When The Thaumaturge is on form, it knocks it out of the park. Warsaw is a delight to explore, and when Wiktor engages with it seriously, both on a historical and cultural level, the game is at its best. But the insistence on following Wiktor’s personal drama meant I often enjoyed the side content more than the main questline. The story does pick up and is aided by fun, if simple combat, and a few memorable characters. But ultimately, The Thaumaturge feels like a game so focused on the story it wants to tell that it forgets to develop the things it does best fully. 


The Thaumaturge shows plenty of promise, but lets itself down somewhat by failing to play to its strengths. Warsaw and its history and culture is a joy to experience when the game properly engages with it, but an insistent focus on a comparatively dull main story ultimately detracts from this for a fun yet frustrating experience.

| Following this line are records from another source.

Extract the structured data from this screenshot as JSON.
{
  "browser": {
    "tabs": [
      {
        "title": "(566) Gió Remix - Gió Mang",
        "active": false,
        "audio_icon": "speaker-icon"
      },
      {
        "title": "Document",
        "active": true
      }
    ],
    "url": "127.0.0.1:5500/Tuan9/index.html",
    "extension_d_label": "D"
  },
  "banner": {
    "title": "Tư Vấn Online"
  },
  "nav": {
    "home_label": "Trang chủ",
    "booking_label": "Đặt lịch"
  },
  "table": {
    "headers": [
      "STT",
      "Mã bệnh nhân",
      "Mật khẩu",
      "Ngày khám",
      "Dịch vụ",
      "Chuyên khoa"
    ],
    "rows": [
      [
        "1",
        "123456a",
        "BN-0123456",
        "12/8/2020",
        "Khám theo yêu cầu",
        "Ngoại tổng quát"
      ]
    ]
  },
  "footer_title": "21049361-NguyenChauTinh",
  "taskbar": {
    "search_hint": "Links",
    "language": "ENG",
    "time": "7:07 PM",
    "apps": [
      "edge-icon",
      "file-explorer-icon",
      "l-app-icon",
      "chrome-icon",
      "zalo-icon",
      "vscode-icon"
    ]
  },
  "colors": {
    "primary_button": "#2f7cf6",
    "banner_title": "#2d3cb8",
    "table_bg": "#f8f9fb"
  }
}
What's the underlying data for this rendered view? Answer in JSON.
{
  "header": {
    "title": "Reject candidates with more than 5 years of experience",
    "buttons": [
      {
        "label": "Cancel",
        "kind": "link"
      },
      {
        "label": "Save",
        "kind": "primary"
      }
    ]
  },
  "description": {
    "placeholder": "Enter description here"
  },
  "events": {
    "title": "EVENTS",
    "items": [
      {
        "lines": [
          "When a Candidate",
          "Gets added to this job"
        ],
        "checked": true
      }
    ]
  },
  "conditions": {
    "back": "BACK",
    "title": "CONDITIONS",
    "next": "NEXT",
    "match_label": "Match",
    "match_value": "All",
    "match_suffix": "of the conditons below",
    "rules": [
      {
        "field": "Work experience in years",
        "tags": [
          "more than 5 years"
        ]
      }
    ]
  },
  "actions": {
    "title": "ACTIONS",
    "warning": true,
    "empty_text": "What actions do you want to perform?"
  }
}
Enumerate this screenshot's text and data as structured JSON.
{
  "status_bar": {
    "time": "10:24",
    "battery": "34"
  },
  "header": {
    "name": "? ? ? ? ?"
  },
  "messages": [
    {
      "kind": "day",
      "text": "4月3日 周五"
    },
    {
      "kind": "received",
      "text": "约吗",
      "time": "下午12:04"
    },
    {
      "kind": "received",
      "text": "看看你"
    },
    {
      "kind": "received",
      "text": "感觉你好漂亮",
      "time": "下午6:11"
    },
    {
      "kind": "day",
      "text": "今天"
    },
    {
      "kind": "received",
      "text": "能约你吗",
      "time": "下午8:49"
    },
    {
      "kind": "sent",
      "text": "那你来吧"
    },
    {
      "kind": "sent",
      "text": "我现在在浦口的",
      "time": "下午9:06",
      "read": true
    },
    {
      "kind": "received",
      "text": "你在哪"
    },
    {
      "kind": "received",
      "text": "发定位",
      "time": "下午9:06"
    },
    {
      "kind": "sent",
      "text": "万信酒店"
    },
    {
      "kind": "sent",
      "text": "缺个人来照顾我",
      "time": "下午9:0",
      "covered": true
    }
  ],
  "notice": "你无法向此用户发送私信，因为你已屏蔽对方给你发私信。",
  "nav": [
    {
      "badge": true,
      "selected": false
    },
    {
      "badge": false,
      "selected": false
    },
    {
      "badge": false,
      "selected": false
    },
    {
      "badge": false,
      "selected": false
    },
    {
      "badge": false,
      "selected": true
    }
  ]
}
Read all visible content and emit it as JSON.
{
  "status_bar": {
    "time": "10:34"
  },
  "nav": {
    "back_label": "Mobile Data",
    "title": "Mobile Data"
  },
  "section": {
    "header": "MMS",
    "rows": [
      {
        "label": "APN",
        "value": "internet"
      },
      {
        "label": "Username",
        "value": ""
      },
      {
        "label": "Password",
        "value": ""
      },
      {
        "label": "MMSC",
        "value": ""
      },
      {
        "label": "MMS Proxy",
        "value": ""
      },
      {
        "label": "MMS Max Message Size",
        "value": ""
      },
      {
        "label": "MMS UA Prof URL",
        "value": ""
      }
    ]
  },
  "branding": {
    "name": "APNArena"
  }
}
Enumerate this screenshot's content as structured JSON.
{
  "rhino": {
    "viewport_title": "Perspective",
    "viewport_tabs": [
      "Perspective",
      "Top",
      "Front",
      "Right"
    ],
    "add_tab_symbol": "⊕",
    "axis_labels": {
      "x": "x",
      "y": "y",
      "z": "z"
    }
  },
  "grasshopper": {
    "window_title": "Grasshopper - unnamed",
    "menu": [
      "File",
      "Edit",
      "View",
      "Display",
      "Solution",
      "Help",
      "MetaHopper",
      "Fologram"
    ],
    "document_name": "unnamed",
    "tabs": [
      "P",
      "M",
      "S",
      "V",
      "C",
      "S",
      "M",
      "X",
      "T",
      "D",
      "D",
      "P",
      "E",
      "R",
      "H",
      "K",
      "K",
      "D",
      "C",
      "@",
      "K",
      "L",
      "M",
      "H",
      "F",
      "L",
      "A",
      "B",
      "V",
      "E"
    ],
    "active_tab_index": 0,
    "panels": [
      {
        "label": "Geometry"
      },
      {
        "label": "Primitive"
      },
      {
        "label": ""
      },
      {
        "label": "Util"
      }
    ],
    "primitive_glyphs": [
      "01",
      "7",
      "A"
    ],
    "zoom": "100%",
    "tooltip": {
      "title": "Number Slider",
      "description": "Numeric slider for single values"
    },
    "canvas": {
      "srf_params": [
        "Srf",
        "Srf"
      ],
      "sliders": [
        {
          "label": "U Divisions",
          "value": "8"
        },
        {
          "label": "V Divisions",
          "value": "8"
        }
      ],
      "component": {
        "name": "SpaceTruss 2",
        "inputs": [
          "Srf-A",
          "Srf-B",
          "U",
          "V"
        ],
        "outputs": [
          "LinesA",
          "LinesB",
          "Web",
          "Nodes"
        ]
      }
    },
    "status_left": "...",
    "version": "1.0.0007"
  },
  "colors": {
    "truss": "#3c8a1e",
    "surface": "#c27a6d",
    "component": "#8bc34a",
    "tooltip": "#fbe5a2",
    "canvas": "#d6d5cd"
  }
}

6 Unique and intriguing setting Fun and strategic combat, though can be simple at times Main story can be a little uninteresting Forgettable characters Passive gameplay loop